REQUIRED ACTION = Without any images, output the records below verbatim.
________________________________________
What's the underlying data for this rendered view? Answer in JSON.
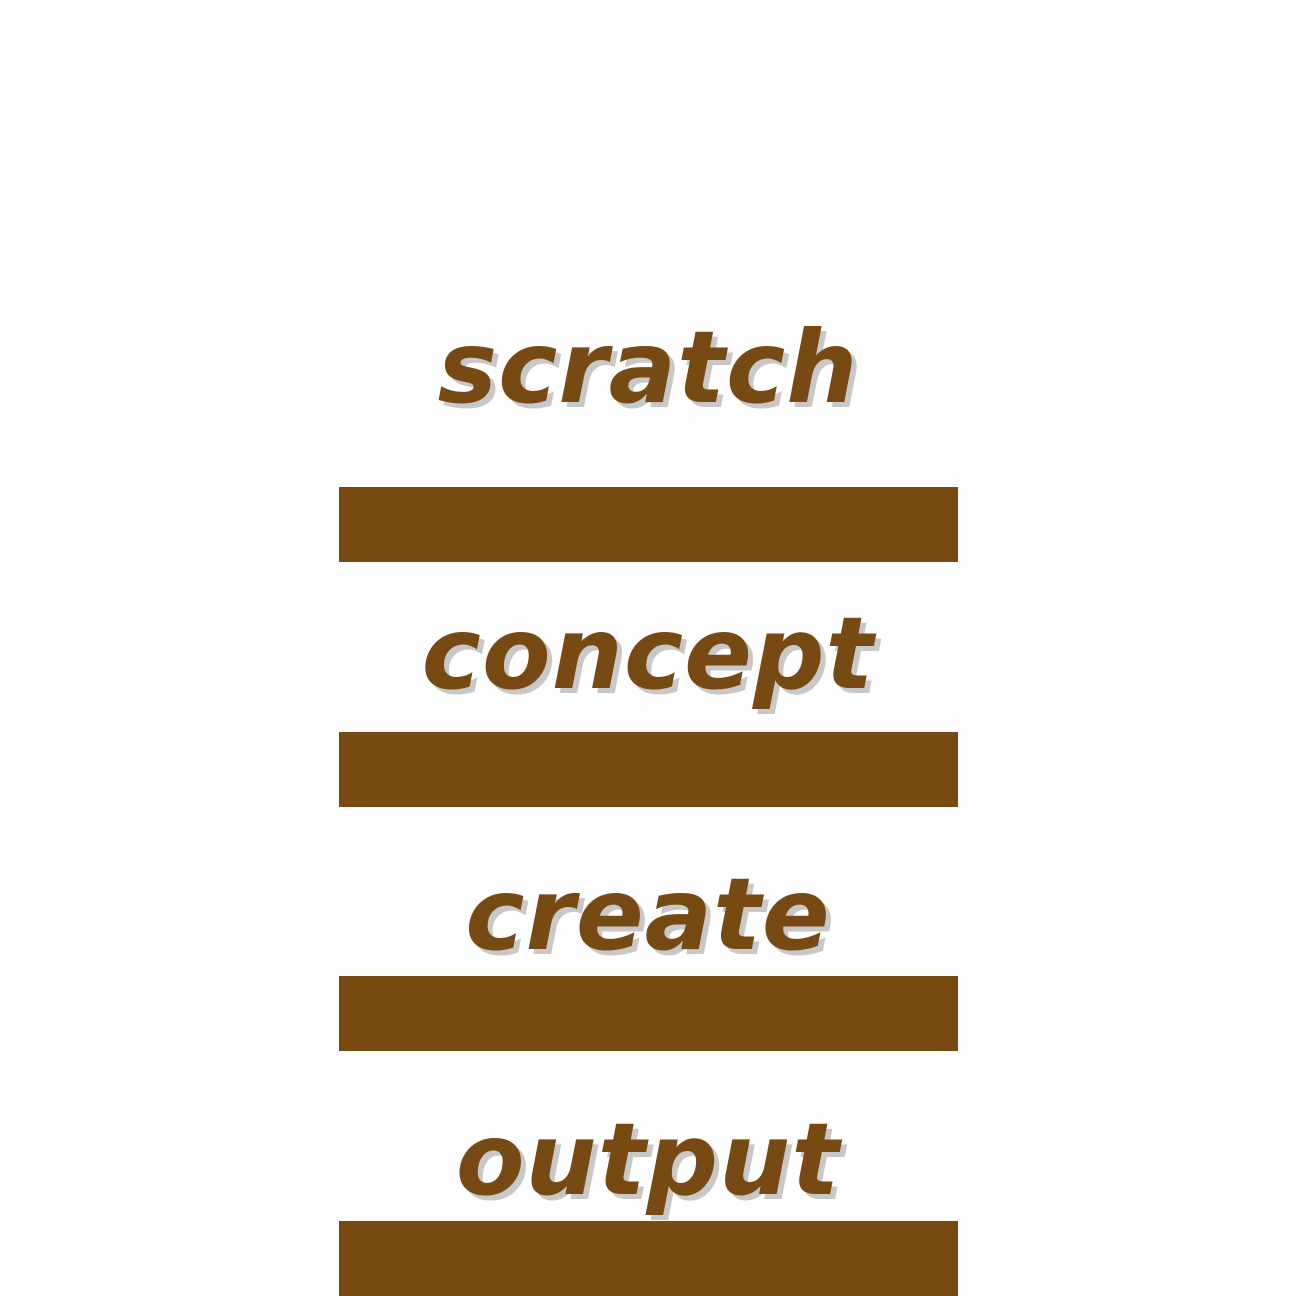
{
  "steps": [
    {
      "label": "scratch"
    },
    {
      "label": "concept"
    },
    {
      "label": "create"
    },
    {
      "label": "output"
    }
  ],
  "colors": {
    "accent": "#784a13",
    "shadow": "#c8c8c8",
    "background": "#fefefe"
  }
}
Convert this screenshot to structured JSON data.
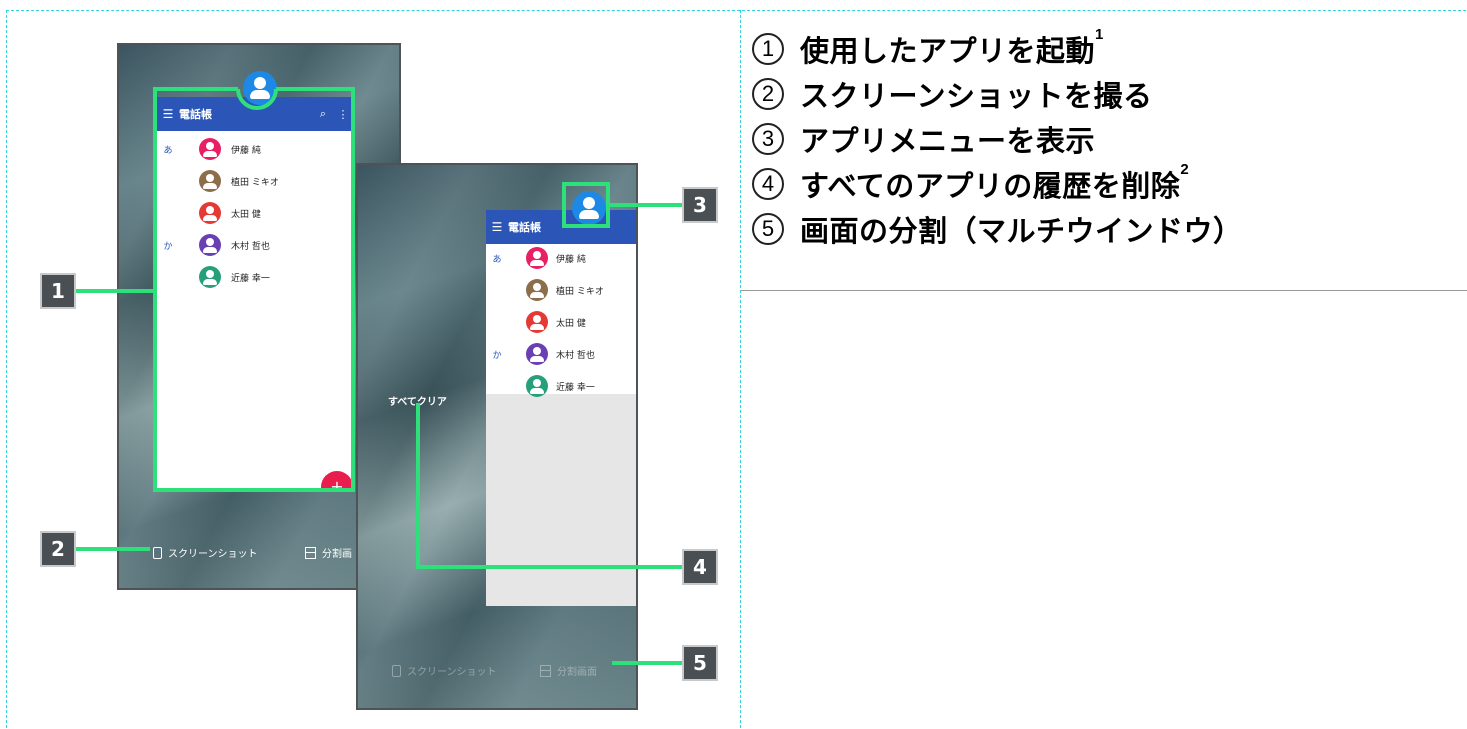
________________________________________
THE ANSWER =
What's the underlying data for this rendered view? Answer in JSON.
{
  "steps": [
    {
      "label": "scratch"
    },
    {
      "label": "concept"
    },
    {
      "label": "create"
    },
    {
      "label": "output"
    }
  ],
  "colors": {
    "accent": "#784a13",
    "shadow": "#c8c8c8",
    "background": "#fefefe"
  }
}
Convert this screenshot to structured JSON data.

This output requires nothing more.